Out of the ordinary
Video art and metal sculpture intersect in subSensory
A masterwork for collaborating artists Dan Walsh and Scott Silvey, subSensory at City Gallery @ Chastain is a delightful full-body experience. Headed in an entirely different direction from other new media art in Atlanta, their exhibition combines sculptural and digital mediums in a truly innovative way.
The show, presented by the City of Atlanta Bureau of Cultural Affairs, features the outcome of the Bureau's first Emerging Artist Grant. Walsh received the $1,000 award last year and decided to share the funds with Silvey.
Working together for the first time, Walsh and Silvey have intimately linked imagery to environment in a rigorous creative process. The two created a deceptively simple domestic environment inside the gallery. Their simulated home has no walls, though Silvey's sculptures describe a life-sized kitchen, bedroom and bath. In the kitchen, he's shaped steel into the outline of a counter, refrigerator and stove. Walsh's video enters the room through projected images of translucent people and objects in silhouette that actually seem to move through the space. In red, blue and orange, his characters pantomime domestic activities — carrying in bowls, placing food in the oven and dishes in the fridge, taking a shower, reading a book.
Lone figures interact with the space and disappear or walk out, just as they might in a real-life room. Similar encounters are repeated in all three of the settings, where spare sounds accompany the visuals — a metal pot scrapes the stovetop, a door opens and closes, footsteps cross the kitchen floor, water streams from the shower and musical tones accompany visual shifts in the bedside lamp.
The equipment for Walsh's projections is contained in three huge white rectangular boxes lying horizontal at the foot of each scene. Though bigger than freezers, they add to, rather than subtract from, the concept.
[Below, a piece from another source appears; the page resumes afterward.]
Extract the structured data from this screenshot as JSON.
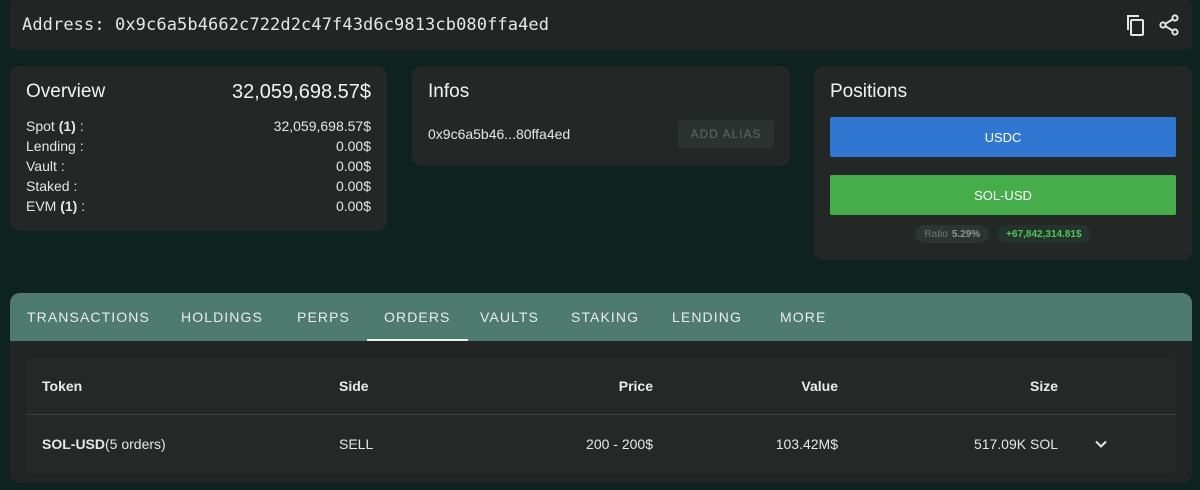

The structures recall the aesthetic of minimalist sculptor Donald Judd and serve as ghostly reminders of how media looms at the edge of even the most private space.
A successful interactive element in the environment involves three tiny surveillance cameras. They simultaneously observe and project the image of viewers into Walsh's video, making them actors in the subSensory sitcom. Becoming part of the three-dimensional animation is both awkward and fascinating.
"This work is about how something ordinary can take on significant meaning," Walsh says. Without a doubt, the show points to the comic drama of the everyday. The viewer dropped into a house haunted by mundane rituals can't help but contemplate the history of human energy that's bound up in domestic objects. There's magic in the way that subSensory encourages us to reconsider the power in an empty chair and the importance of water waiting in the shower.
subSensory continues through April 28 at City Gallery @ Chastain, 135 W. Wieuca Road. Mon.-Sat. noon to 5 p.m. 404-257-1804.??